pro·gress·ive bul·bar pal·sy

one of the subgroups of motor neuron disease; a progressive degenerative disorder of the motor neurons of primarily the brainstem, manifested as weakness (and wasting) of the various bulbar muscles, resulting in dysarthria and dysphagia-fluid regurgitation is an outstanding symptom and can cause aspiration; tongue weakness and wasting are usually evident. Often fasciculation potentials are present in the tongue and facial muscles.

bul·bar pal·sy

(bŭl'bahr pawl'zē)
Flaccidparalysis of the motor units of any or all cranial nerves. Bulbar palsies may also be identifed by the specific nerve affected, such as facial palsy or hypoglossal palsy.
See also: cranial nerves

bulbar palsy
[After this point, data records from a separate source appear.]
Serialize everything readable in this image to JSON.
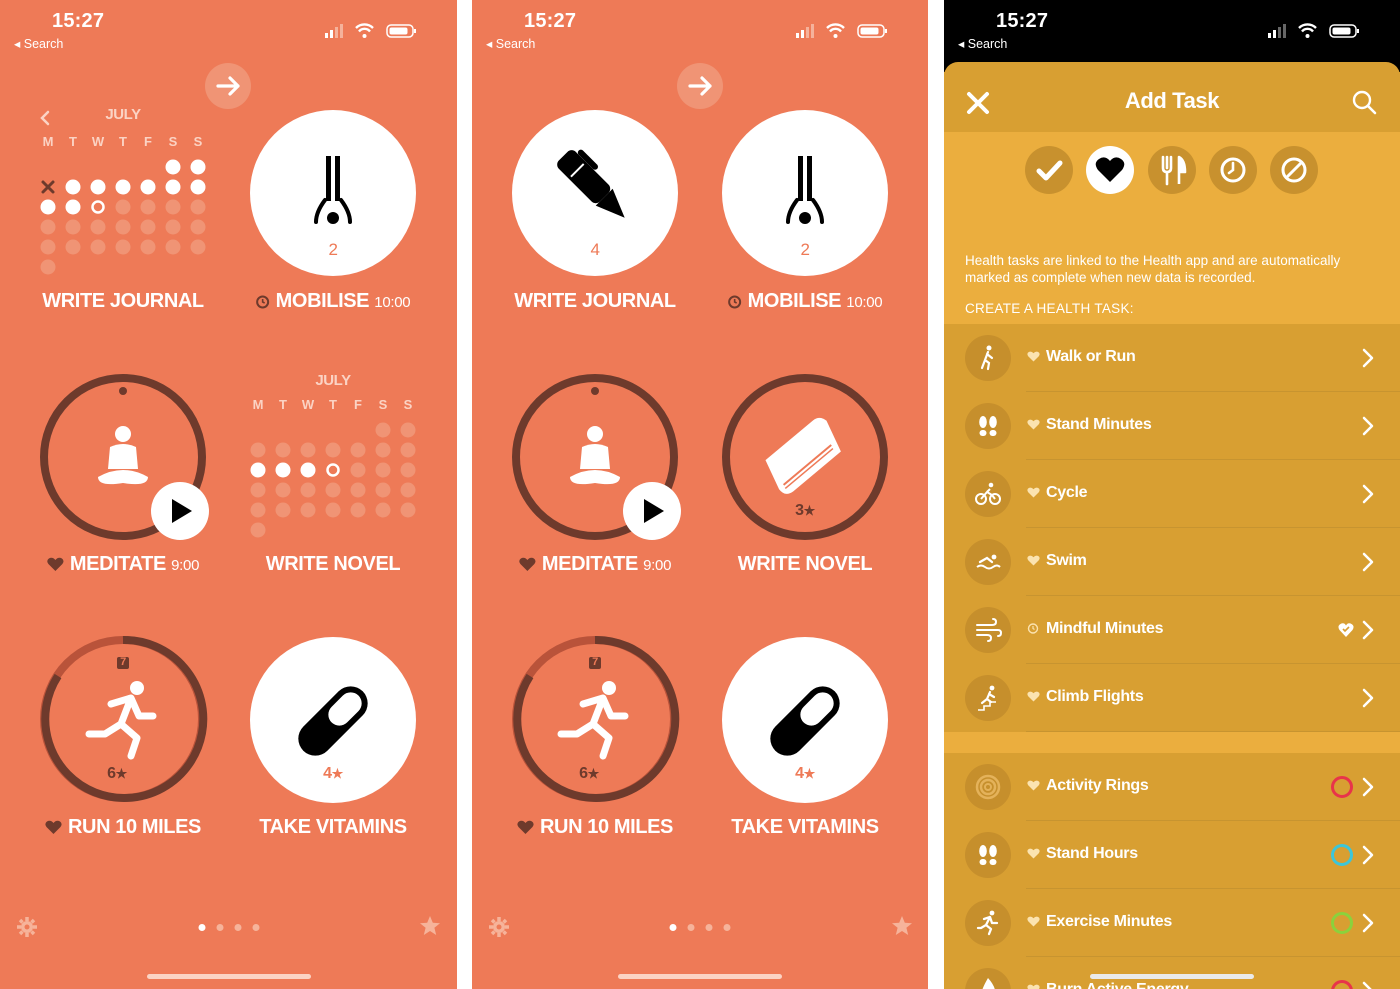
{
  "status": {
    "time": "15:27",
    "back": "◂ Search"
  },
  "screen1": {
    "calendar1_month": "JULY",
    "calendar2_month": "JULY",
    "weekdays": [
      "M",
      "T",
      "W",
      "T",
      "F",
      "S",
      "S"
    ],
    "labels": {
      "write_journal": "WRITE JOURNAL",
      "mobilise": "MOBILISE",
      "mobilise_time": "10:00",
      "meditate": "MEDITATE",
      "meditate_time": "9:00",
      "write_novel": "WRITE NOVEL",
      "run": "RUN 10 MILES",
      "vitamins": "TAKE VITAMINS"
    },
    "counts": {
      "mobilise": "2",
      "run_badge": "7",
      "run": "6",
      "vitamins": "4"
    }
  },
  "screen2": {
    "labels": {
      "write_journal": "WRITE JOURNAL",
      "mobilise": "MOBILISE",
      "mobilise_time": "10:00",
      "meditate": "MEDITATE",
      "meditate_time": "9:00",
      "write_novel": "WRITE NOVEL",
      "run": "RUN 10 MILES",
      "vitamins": "TAKE VITAMINS"
    },
    "counts": {
      "journal": "4",
      "mobilise": "2",
      "novel": "3",
      "run_badge": "7",
      "run": "6",
      "vitamins": "4"
    }
  },
  "screen3": {
    "title": "Add Task",
    "info": "Health tasks are linked to the Health app and are automatically marked as complete when new data is recorded.",
    "create_label": "CREATE A HEALTH TASK:",
    "tasks": [
      {
        "name": "Walk or Run",
        "icon": "walk-icon"
      },
      {
        "name": "Stand Minutes",
        "icon": "footprints-icon"
      },
      {
        "name": "Cycle",
        "icon": "cycle-icon"
      },
      {
        "name": "Swim",
        "icon": "swim-icon"
      },
      {
        "name": "Mindful Minutes",
        "icon": "wind-icon"
      },
      {
        "name": "Climb Flights",
        "icon": "stairs-icon"
      }
    ],
    "ring_tasks": [
      {
        "name": "Activity Rings",
        "icon": "rings-icon",
        "ring_color": "#e8344a"
      },
      {
        "name": "Stand Hours",
        "icon": "footprints-icon",
        "ring_color": "#3cc6d9"
      },
      {
        "name": "Exercise Minutes",
        "icon": "run-icon",
        "ring_color": "#8bd23c"
      },
      {
        "name": "Burn Active Energy",
        "icon": "flame-icon",
        "ring_color": "#e8344a"
      }
    ]
  },
  "colors": {
    "orange": "#ee7a57",
    "brown": "#6e3a2c",
    "gold": "#d89f32",
    "gold_light": "#ebae3e"
  }
}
A neurological disorder causing progressive paralysis of the tongue, throat and voice box (larynx) so that swallowing and speaking become difficult or impossible. Bulbar palsy is a feature of MULTIPLE SCLEROSIS, AMYOTROPHIC LATERAL SCLEROSIS, MOTOR NEURONE DISEASE, and POLIOMYELITIS.
References in periodicals archive ?
The clinical course of progressive bulbar palsy. Amyotroph Lateral Scler 2010;11:364-8.
September 30 2004 ( Patient C is diagnosed with Motor Neurone Disease and another muscle-wasting disease Progressive Bulbar Palsy.
Tilly, eight, was diagnosed with bulbar palsy - in which food enters the lungs - when she was one.
41 (91%) patients developed bulbar palsy and 9 of them also developed bilateral 7th nerve palsy, 4 (9%) cases presented with bulbar palsy and descending paralysis and 2 of them were associated with bilateral 7th nerve palsy.
All cases presented with bulbar palsy, 9 cases associated with bilateral VII nerve palsy, 4 cases developed descending paralysis.
NNovember 18, 2004: Dr Malik visits Patient C, who was suffering from motor neurone disease and progressive bulbar palsy, and found she had breathing difficulties and choking spasms.
Tilly Merrell, eight, had been fed through a tube in her stomach since she was a year old Doctors diagnosed a rare condition - isolated bulbar palsy - which meant food went into her lungs, not her stomch.
Two months after he was born, Callum was diagnosed with a rare neurological syndrome, Bulbar Palsy, which means he is unable to swallow.
Bulbar involvement can be lower motor neuron (Bulbar palsy), upper motor neuron (Pseudobulbar palsy), or both.
(5) Presence of bilateral lower cranial nerve palsy which was slowly progressive without any other neurological symptoms lead to the consideration of progressive bulbar palsy. (6) Finally with the development of bilateral brisk reflexes, mild gait ataxia with extensor plantars, the evolution of the disease fit the presentation of brainstem glioma which was evident with MRI brain.